Task description: Among the entries below, how many lines have the word "Termin"? Answer only with the number.

Entries taken from a collection:

○ ○ ○

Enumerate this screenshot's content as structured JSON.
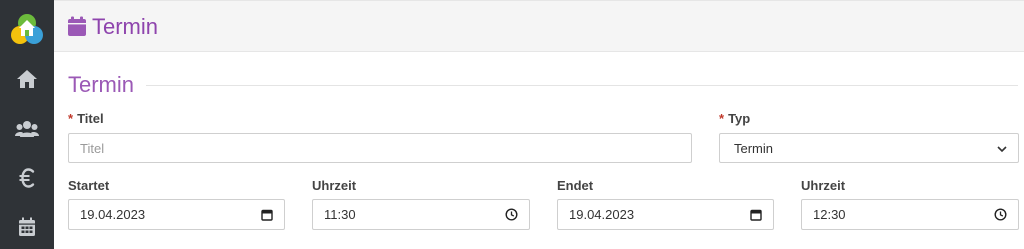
{
  "header": {
    "title": "Termin",
    "icon": "calendar-icon"
  },
  "sidebar": {
    "items": [
      {
        "icon": "home-icon"
      },
      {
        "icon": "users-icon"
      },
      {
        "icon": "euro-icon"
      },
      {
        "icon": "calendar-icon"
      }
    ]
  },
  "colors": {
    "accent": "#9b59b6",
    "sidebar": "#2f3337",
    "required": "#c0392b"
  },
  "form": {
    "section_title": "Termin",
    "required_marker": "*",
    "title_label": "Titel",
    "title_placeholder": "Titel",
    "title_value": "",
    "type_label": "Typ",
    "type_value": "Termin",
    "start_date_label": "Startet",
    "start_date_value": "19.04.2023",
    "start_time_label": "Uhrzeit",
    "start_time_value": "11:30",
    "end_date_label": "Endet",
    "end_date_value": "19.04.2023",
    "end_time_label": "Uhrzeit",
    "end_time_value": "12:30"
  }
}
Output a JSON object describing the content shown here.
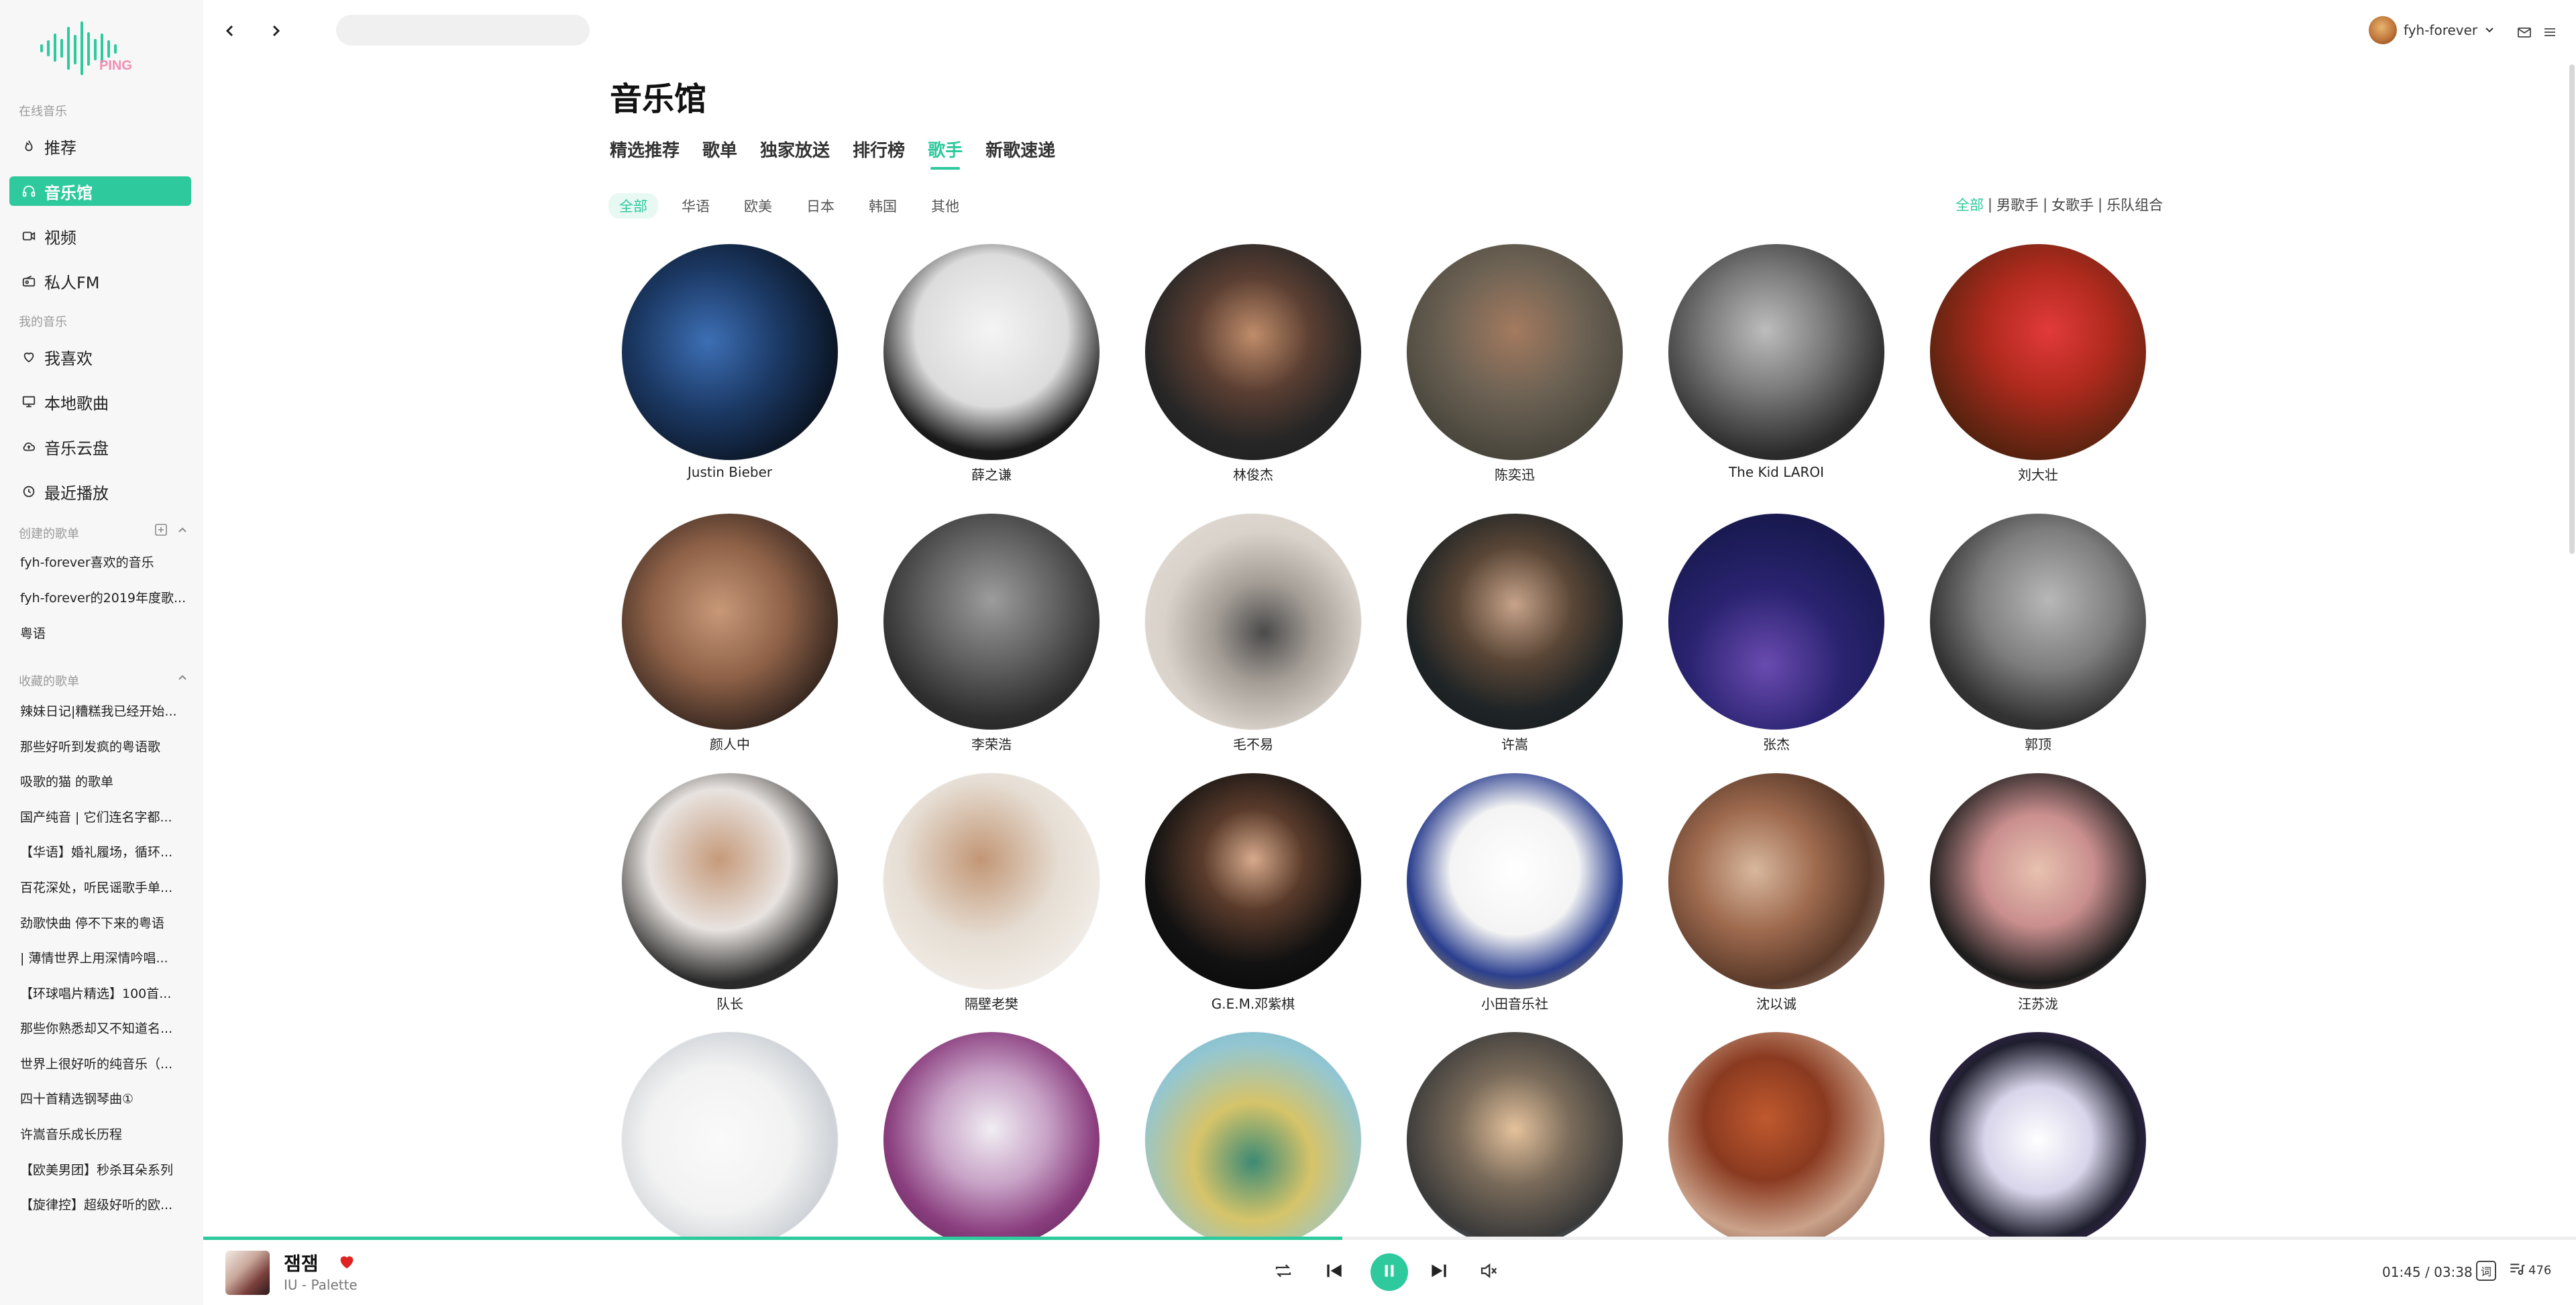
{
  "app": {
    "logo_text": "PING"
  },
  "sidebar": {
    "online_title": "在线音乐",
    "online_items": [
      {
        "label": "推荐",
        "icon": "flame-icon"
      },
      {
        "label": "音乐馆",
        "icon": "headphones-icon",
        "active": true
      },
      {
        "label": "视频",
        "icon": "video-icon"
      },
      {
        "label": "私人FM",
        "icon": "radio-icon"
      }
    ],
    "my_title": "我的音乐",
    "my_items": [
      {
        "label": "我喜欢",
        "icon": "heart-icon"
      },
      {
        "label": "本地歌曲",
        "icon": "monitor-icon"
      },
      {
        "label": "音乐云盘",
        "icon": "cloud-icon"
      },
      {
        "label": "最近播放",
        "icon": "clock-icon"
      }
    ],
    "created_title": "创建的歌单",
    "created": [
      "fyh-forever喜欢的音乐",
      "fyh-forever的2019年度歌...",
      "粤语"
    ],
    "collected_title": "收藏的歌单",
    "collected": [
      "辣妹日记|糟糕我已经开始...",
      "那些好听到发疯的粤语歌",
      "吸歌的猫 的歌单",
      "国产纯音 | 它们连名字都...",
      "【华语】婚礼履场，循环...",
      "百花深处，听民谣歌手单...",
      "劲歌快曲 停不下来的粤语",
      "| 薄情世界上用深情吟唱...",
      "【环球唱片精选】100首...",
      "那些你熟悉却又不知道名...",
      "世界上很好听的纯音乐（...",
      "四十首精选钢琴曲①",
      "许嵩音乐成长历程",
      "【欧美男团】秒杀耳朵系列",
      "【旋律控】超级好听的欧..."
    ]
  },
  "topbar": {
    "search_placeholder": "",
    "username": "fyh-forever"
  },
  "main": {
    "title": "音乐馆",
    "tabs": [
      {
        "label": "精选推荐"
      },
      {
        "label": "歌单"
      },
      {
        "label": "独家放送"
      },
      {
        "label": "排行榜"
      },
      {
        "label": "歌手",
        "active": true
      },
      {
        "label": "新歌速递"
      }
    ],
    "regions": [
      {
        "label": "全部",
        "active": true
      },
      {
        "label": "华语"
      },
      {
        "label": "欧美"
      },
      {
        "label": "日本"
      },
      {
        "label": "韩国"
      },
      {
        "label": "其他"
      }
    ],
    "types": [
      {
        "label": "全部",
        "active": true
      },
      {
        "label": "男歌手"
      },
      {
        "label": "女歌手"
      },
      {
        "label": "乐队组合"
      }
    ],
    "artists": [
      {
        "name": "Justin Bieber",
        "tone": "radial-gradient(circle at 40% 45%, #3d6fb5 0%, #1c3a66 40%, #0b1524 75%, #12a08a 100%)"
      },
      {
        "name": "薛之谦",
        "tone": "radial-gradient(circle at 50% 40%, #f4f4f4 0%, #dcdcdc 45%, #1a1a1a 72%, #111 100%)"
      },
      {
        "name": "林俊杰",
        "tone": "radial-gradient(circle at 50% 42%, #c08d6a 0%, #5a3e32 35%, #262626 65%, #1a1a1a 100%)"
      },
      {
        "name": "陈奕迅",
        "tone": "radial-gradient(circle at 50% 40%, #a47a5f 0%, #6d6254 40%, #4e4a40 70%, #38352e 100%)"
      },
      {
        "name": "The Kid LAROI",
        "tone": "radial-gradient(circle at 45% 40%, #bdbdbd 0%, #7a7a7a 35%, #2d2d2d 70%, #111 100%)"
      },
      {
        "name": "刘大壮",
        "tone": "radial-gradient(circle at 55% 40%, #e23a3a 0%, #b02a1e 35%, #5e2410 70%, #2a1208 100%)"
      },
      {
        "name": "颜人中",
        "tone": "radial-gradient(circle at 45% 45%, #c89878 0%, #8f6248 40%, #3b2a22 72%, #1d1612 100%)"
      },
      {
        "name": "李荣浩",
        "tone": "radial-gradient(circle at 50% 40%, #9c9c9c 0%, #5f5f5f 40%, #2e2e2e 70%, #1c1c1c 100%)"
      },
      {
        "name": "毛不易",
        "tone": "radial-gradient(circle at 55% 55%, #4a4a4a 0%, #a49d96 30%, #d9d2ca 60%, #e6e0d8 100%)"
      },
      {
        "name": "许嵩",
        "tone": "radial-gradient(circle at 50% 42%, #c7a38a 0%, #5a4636 35%, #1f2426 65%, #131718 100%)"
      },
      {
        "name": "张杰",
        "tone": "radial-gradient(circle at 45% 70%, #6a4bb0 0%, #2a2370 40%, #1b1b55 70%, #12123a 100%)"
      },
      {
        "name": "郭顶",
        "tone": "radial-gradient(circle at 55% 40%, #b8b8b8 0%, #7d7d7d 40%, #333 70%, #1c1c1c 100%)"
      },
      {
        "name": "队长",
        "tone": "radial-gradient(circle at 45% 40%, #c59a7a 0%, #e8e3e0 40%, #2b2b2b 70%, #1a1a1a 100%)"
      },
      {
        "name": "隔壁老樊",
        "tone": "radial-gradient(circle at 45% 40%, #c29675 0%, #e6ded4 45%, #f2eee9 80%, #d9d2c9 100%)"
      },
      {
        "name": "G.E.M.邓紫棋",
        "tone": "radial-gradient(circle at 50% 40%, #d7aa8c 0%, #5a3b2b 30%, #121212 62%, #050505 100%)"
      },
      {
        "name": "小田音乐社",
        "tone": "radial-gradient(circle at 50% 45%, #ffffff 0%, #f4f4f4 40%, #2b3f8f 66%, #f6c326 100%)"
      },
      {
        "name": "沈以诚",
        "tone": "radial-gradient(circle at 40% 45%, #d8b89e 0%, #9e6a4e 35%, #5a3a2a 65%, #b8a49a 100%)"
      },
      {
        "name": "汪苏泷",
        "tone": "radial-gradient(circle at 50% 45%, #e8c2b0 0%, #c98e8e 35%, #1c1c1c 70%, #c98f96 100%)"
      },
      {
        "name": "",
        "tone": "radial-gradient(circle at 45% 50%, #fafafa 0%, #f2f2f2 45%, #cfd3d8 72%, #ffffff 100%)"
      },
      {
        "name": "",
        "tone": "radial-gradient(circle at 50% 45%, #f1eef3 0%, #c7a2c6 35%, #8a3e7e 65%, #4b1a47 100%)"
      },
      {
        "name": "",
        "tone": "radial-gradient(circle at 50% 60%, #3c8a74 0%, #d6c46a 35%, #93c6d2 70%, #6fb1c7 100%)"
      },
      {
        "name": "",
        "tone": "radial-gradient(circle at 50% 45%, #e5c29c 0%, #7a6b5a 35%, #3a3a3a 70%, #8fb5d8 100%)"
      },
      {
        "name": "",
        "tone": "radial-gradient(circle at 45% 40%, #c0592e 0%, #8a3a20 35%, #caa28a 65%, #5a2c1e 100%)"
      },
      {
        "name": "",
        "tone": "radial-gradient(circle at 50% 50%, #ffffff 0%, #d8d4ea 35%, #1f1f2e 65%, #5e2a8a 100%)"
      }
    ]
  },
  "player": {
    "song_title": "잼잼",
    "song_artist": "IU - Palette",
    "time": "01:45 / 03:38",
    "progress": 0.48,
    "count": "476",
    "quality": "词"
  },
  "colors": {
    "accent": "#2ec99c",
    "like": "#e02424"
  }
}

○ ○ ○

Solution below: 3